In Nevada, I have the tiniest hope that Reid will prevail. Kind of like a reverse Bloomberg effect–everyone thinks if’s a foregone conclusion, which drives the sane folks to the polls to demonstrate to the media not to make any assumptions. (Granted, in Bloomberg’s case, he still won a third term, but I am pretty sure if his opponent had even bothered to campaign at all, we’d have a different mayor today.)

California will pass prop 19, and major national drug policy debates will follow. It may lead to legalization in a few states, similar to gay marriage. If it does pass, it’s an issue that will get to the Supreme Court.

New York is going all blue tonight. Which is nice to know, but makes it less exciting to vote. My favorite issue of the night: restoring term limits. I hope that it passes with flying colors sending an unmistakable message: we still care about our wishes being woefully ignored. Even if Mayor Mike is a pretty alright guy with good bike policy. It’s the principle, Mr. Mayor. Nothing personal.

And now… time for the show…

 

Dear Organizers…

From the reading I’ve done today, I’ve absorbed 2 major messages:

1–(via facebook) Adults in that key 25-40 demographic market are sick to death of political ads, and can’t wait for the damn thing to be over–presumably so they can resume the familiar pleasure of beer, old spice, and birth control commercials.
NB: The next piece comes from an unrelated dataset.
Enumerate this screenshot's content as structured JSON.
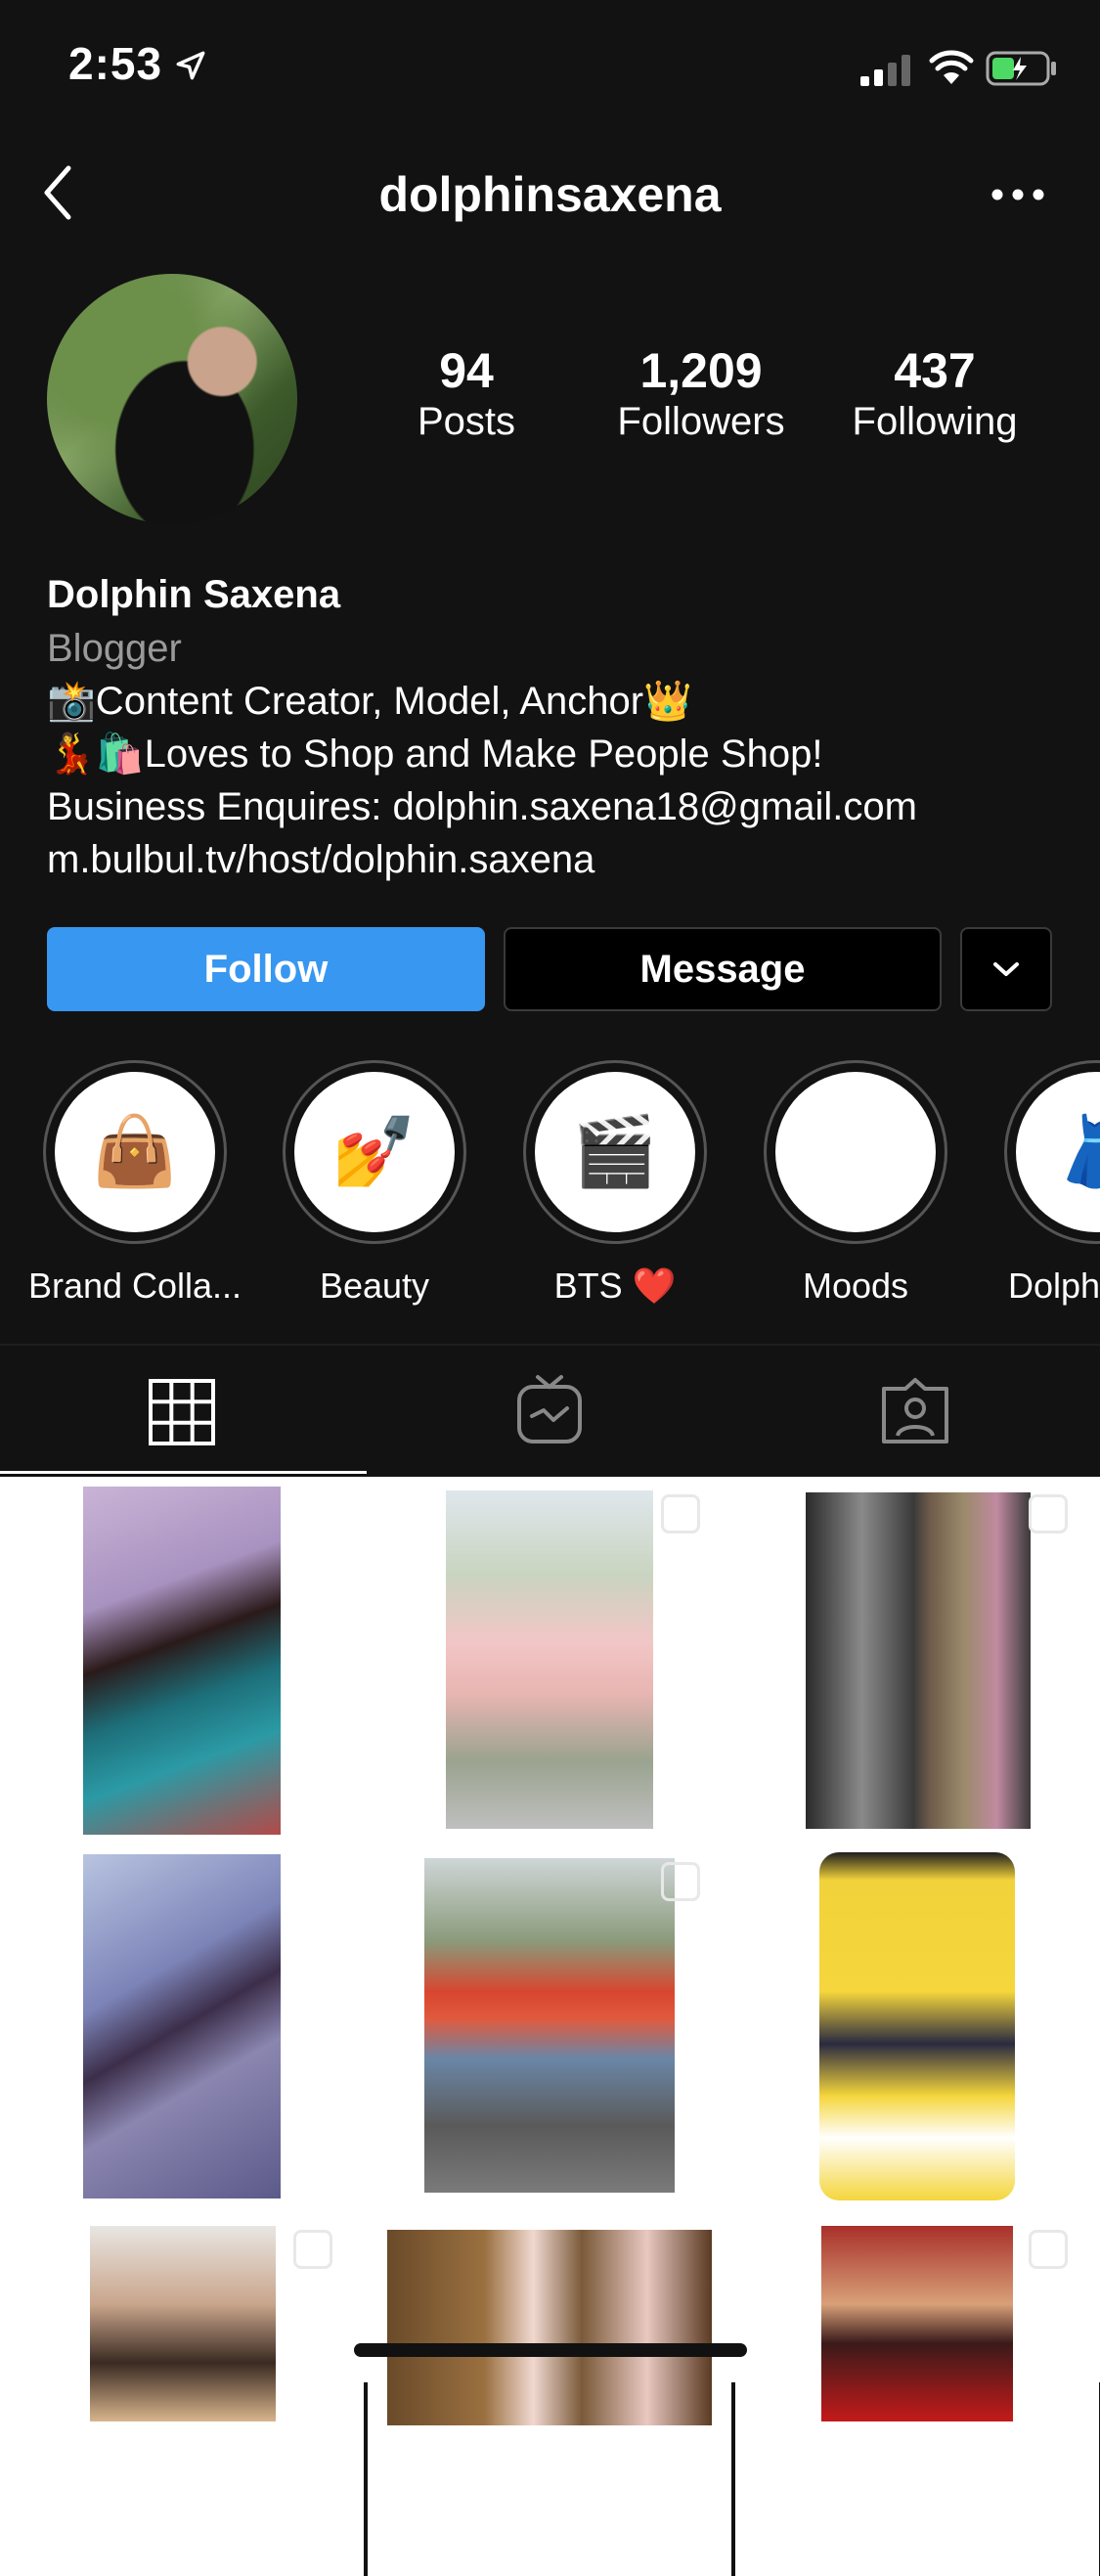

2–(via the New York Times) Young adults in that other key 18-24 demographic feel like old President Obama just isn’t spending enough time saturating the airwaves with his coolness, and therefore he’s “not a fad anymore,” as one young woman so cringe-inducingly phrased it.
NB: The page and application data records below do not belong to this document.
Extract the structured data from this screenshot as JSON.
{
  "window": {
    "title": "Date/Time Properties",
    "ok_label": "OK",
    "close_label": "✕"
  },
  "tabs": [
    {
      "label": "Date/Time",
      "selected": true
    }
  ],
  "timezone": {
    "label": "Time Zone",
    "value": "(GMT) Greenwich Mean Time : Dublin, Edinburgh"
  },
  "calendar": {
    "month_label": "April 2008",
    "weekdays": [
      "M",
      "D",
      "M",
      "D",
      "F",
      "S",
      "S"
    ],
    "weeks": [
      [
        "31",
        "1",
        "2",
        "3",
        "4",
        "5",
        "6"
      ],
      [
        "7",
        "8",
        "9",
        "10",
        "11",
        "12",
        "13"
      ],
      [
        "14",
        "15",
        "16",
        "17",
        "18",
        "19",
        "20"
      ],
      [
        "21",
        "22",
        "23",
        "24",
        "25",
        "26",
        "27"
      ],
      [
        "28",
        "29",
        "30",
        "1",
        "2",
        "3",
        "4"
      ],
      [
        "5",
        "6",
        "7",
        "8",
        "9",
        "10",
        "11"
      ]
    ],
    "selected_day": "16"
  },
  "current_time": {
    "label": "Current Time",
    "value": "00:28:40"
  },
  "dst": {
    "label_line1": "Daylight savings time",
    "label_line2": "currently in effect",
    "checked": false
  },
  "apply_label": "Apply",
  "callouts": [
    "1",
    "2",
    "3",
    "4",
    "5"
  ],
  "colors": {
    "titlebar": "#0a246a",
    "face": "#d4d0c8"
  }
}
Democrats are, of course, making every last-ditch attempt they can to get the junior voting bloc to the polls as a means of limiting their losses.Yet they’re clearly missing some of us: I have endured this election season without seeing a single ad. Why? I don’t have cable. The limited Jon Stewart-Stephen Colbert-Glee-SNL clip watching I do all happens right here, on the beautiful world wide web.

While it sounds like limited campaigns are beginning to engage in online advertising, the new media isn’t being used well or strategically enough to drive young voters to the polls. I think this article is correct that online advertising is poised to explode in 2012.
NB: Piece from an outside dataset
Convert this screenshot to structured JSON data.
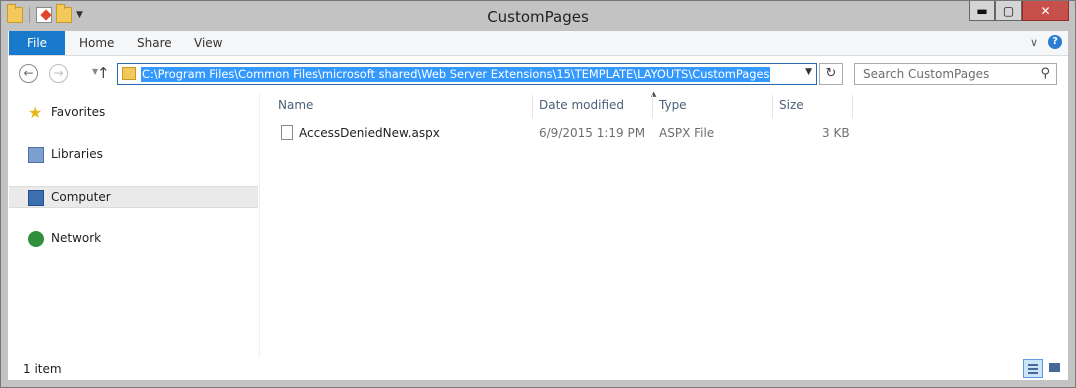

A message to all wannabe-national-office-holders now: it would be wise spend a little less on the TV ads to the same group of people. Get thy message online. Get yourself heard.

 

Glenn Beck, DC, You, and Me

One of the oddities I find in today’s Glenn Beck–Sarah Palin march on Washington is their official roles as members of the media. Granted, neither of them has the word reporter in their job title, and therefore they have a little more leniency as a Correspondent and the host of a program that calls itself “The Fusion of Entertainment and Enlightenment.” Still the word “truth” appears a lot when Tea Party etc. al leaders are speaking. Yet this movement tells a truth that belongs to a minority of Americans. It’s a homogeneous reality that is vanishing as fast as McMansions in the exurbs.¬† My life is very different from the lives of Palin and Beck and most of their followers. That doesn’t make my existence any less true, or my experiences any less real.

Members of the media should return to covering rally’s instead of organizing them. Owners of media publications have an obligation to ensure that standards of professionalism are upheld by all–even correspondents. I’m not going to dig into the Tea Party message here, because I cherish the First Amendment and the power it gives people to make asses out of themselves. But I will say this: it is a public responsibility to hold the press accountable for the stories they report on (or choose not to). Perhaps, even more important than that, we are the ones responsible for telling our own truths. Saying them loud. Believing them even when they are disagreeable. And making sure they are heard–especially by those that may disagree.

Here’s the caveat: this also means listing to people who don’t agree with you. If we are ever going to stop the fracturing that’s taken place in the US over the last decade, we have to be willing to bend a little bit. Before we break.